[App and web page records]
====
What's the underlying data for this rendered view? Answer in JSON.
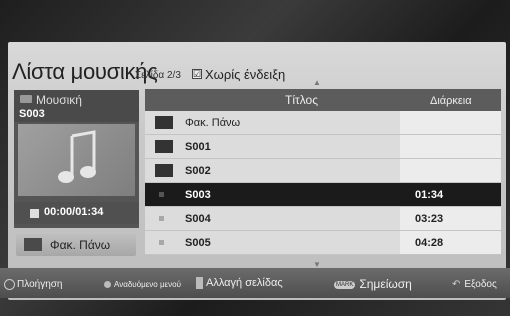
{
  "header": {
    "title": "Λίστα μουσικής",
    "page_indicator": "Σελίδα 2/3",
    "no_preview_checkbox_mark": "☑",
    "no_preview_label": "Χωρίς ένδειξη"
  },
  "preview": {
    "category_label": "Μουσική",
    "file_label": "S003",
    "time": "00:00/01:34",
    "folder_up_label": "Φακ. Πάνω"
  },
  "table": {
    "columns": [
      "Τίτλος",
      "Διάρκεια"
    ],
    "rows": [
      {
        "name": "Φακ. Πάνω",
        "type": "folder",
        "duration": ""
      },
      {
        "name": "S001",
        "type": "folder",
        "duration": ""
      },
      {
        "name": "S002",
        "type": "folder",
        "duration": ""
      },
      {
        "name": "S003",
        "type": "file",
        "duration": "01:34",
        "selected": true
      },
      {
        "name": "S004",
        "type": "file",
        "duration": "03:23"
      },
      {
        "name": "S005",
        "type": "file",
        "duration": "04:28"
      }
    ]
  },
  "footer": {
    "navigation": "Πλοήγηση",
    "popup_menu": "Αναδυόμενο μενού",
    "page_change": "Αλλαγή σελίδας",
    "mark_key": "MARK",
    "mark": "Σημείωση",
    "exit": "Εξοδος"
  },
  "icons": {
    "music": "music-note-icon",
    "folder": "folder-icon",
    "file": "file-icon",
    "stop": "stop-icon"
  }
}
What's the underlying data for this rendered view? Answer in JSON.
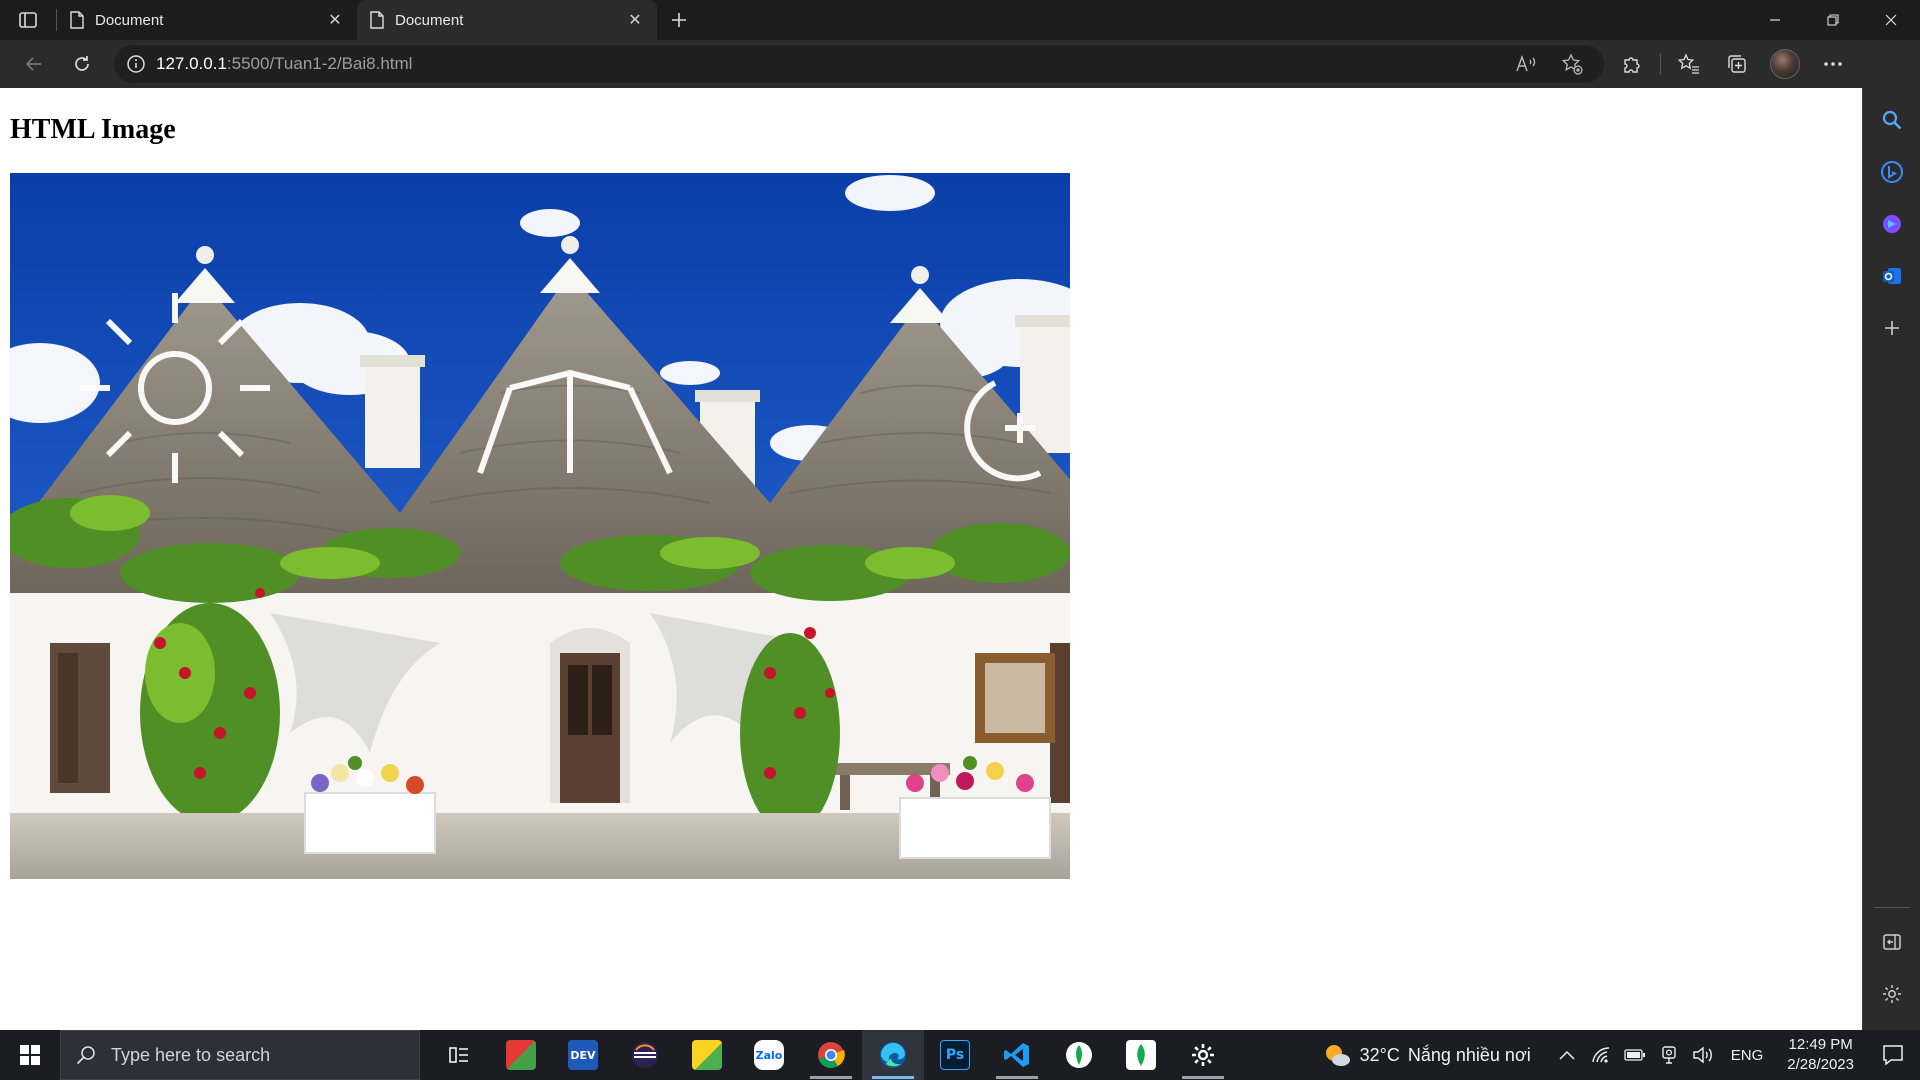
{
  "browser": {
    "tabs": [
      {
        "title": "Document",
        "active": false
      },
      {
        "title": "Document",
        "active": true
      }
    ],
    "url": {
      "host": "127.0.0.1",
      "rest": ":5500/Tuan1-2/Bai8.html"
    }
  },
  "page": {
    "heading": "HTML Image",
    "image_alt": "Trulli houses in Alberobello"
  },
  "taskbar": {
    "search_placeholder": "Type here to search",
    "apps": [
      "task-view",
      "foxit-reader",
      "dev-cpp",
      "eclipse",
      "sticky-notes",
      "zalo",
      "chrome",
      "edge",
      "photoshop",
      "vs-code",
      "mongodb-compass",
      "mongodb",
      "settings"
    ],
    "weather": {
      "temp": "32°C",
      "desc": "Nắng nhiều nơi"
    },
    "language": "ENG",
    "clock": {
      "time": "12:49 PM",
      "date": "2/28/2023"
    }
  }
}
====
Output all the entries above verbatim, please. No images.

● RESULT OF THE EXERCISE
What's the underlying data for this rendered view? Answer in JSON.
{
  "header": {
    "title": "Λίστα μουσικής",
    "page_indicator": "Σελίδα 2/3",
    "no_preview_checkbox_mark": "☑",
    "no_preview_label": "Χωρίς ένδειξη"
  },
  "preview": {
    "category_label": "Μουσική",
    "file_label": "S003",
    "time": "00:00/01:34",
    "folder_up_label": "Φακ. Πάνω"
  },
  "table": {
    "columns": [
      "Τίτλος",
      "Διάρκεια"
    ],
    "rows": [
      {
        "name": "Φακ. Πάνω",
        "type": "folder",
        "duration": ""
      },
      {
        "name": "S001",
        "type": "folder",
        "duration": ""
      },
      {
        "name": "S002",
        "type": "folder",
        "duration": ""
      },
      {
        "name": "S003",
        "type": "file",
        "duration": "01:34",
        "selected": true
      },
      {
        "name": "S004",
        "type": "file",
        "duration": "03:23"
      },
      {
        "name": "S005",
        "type": "file",
        "duration": "04:28"
      }
    ]
  },
  "footer": {
    "navigation": "Πλοήγηση",
    "popup_menu": "Αναδυόμενο μενού",
    "page_change": "Αλλαγή σελίδας",
    "mark_key": "MARK",
    "mark": "Σημείωση",
    "exit": "Εξοδος"
  },
  "icons": {
    "music": "music-note-icon",
    "folder": "folder-icon",
    "file": "file-icon",
    "stop": "stop-icon"
  }
}
What's the underlying data for this rendered view? Answer in JSON.
{
  "browser": {
    "tabs": [
      {
        "title": "Document",
        "active": false
      },
      {
        "title": "Document",
        "active": true
      }
    ],
    "url": {
      "host": "127.0.0.1",
      "rest": ":5500/Tuan1-2/Bai8.html"
    }
  },
  "page": {
    "heading": "HTML Image",
    "image_alt": "Trulli houses in Alberobello"
  },
  "taskbar": {
    "search_placeholder": "Type here to search",
    "apps": [
      "task-view",
      "foxit-reader",
      "dev-cpp",
      "eclipse",
      "sticky-notes",
      "zalo",
      "chrome",
      "edge",
      "photoshop",
      "vs-code",
      "mongodb-compass",
      "mongodb",
      "settings"
    ],
    "weather": {
      "temp": "32°C",
      "desc": "Nắng nhiều nơi"
    },
    "language": "ENG",
    "clock": {
      "time": "12:49 PM",
      "date": "2/28/2023"
    }
  }
}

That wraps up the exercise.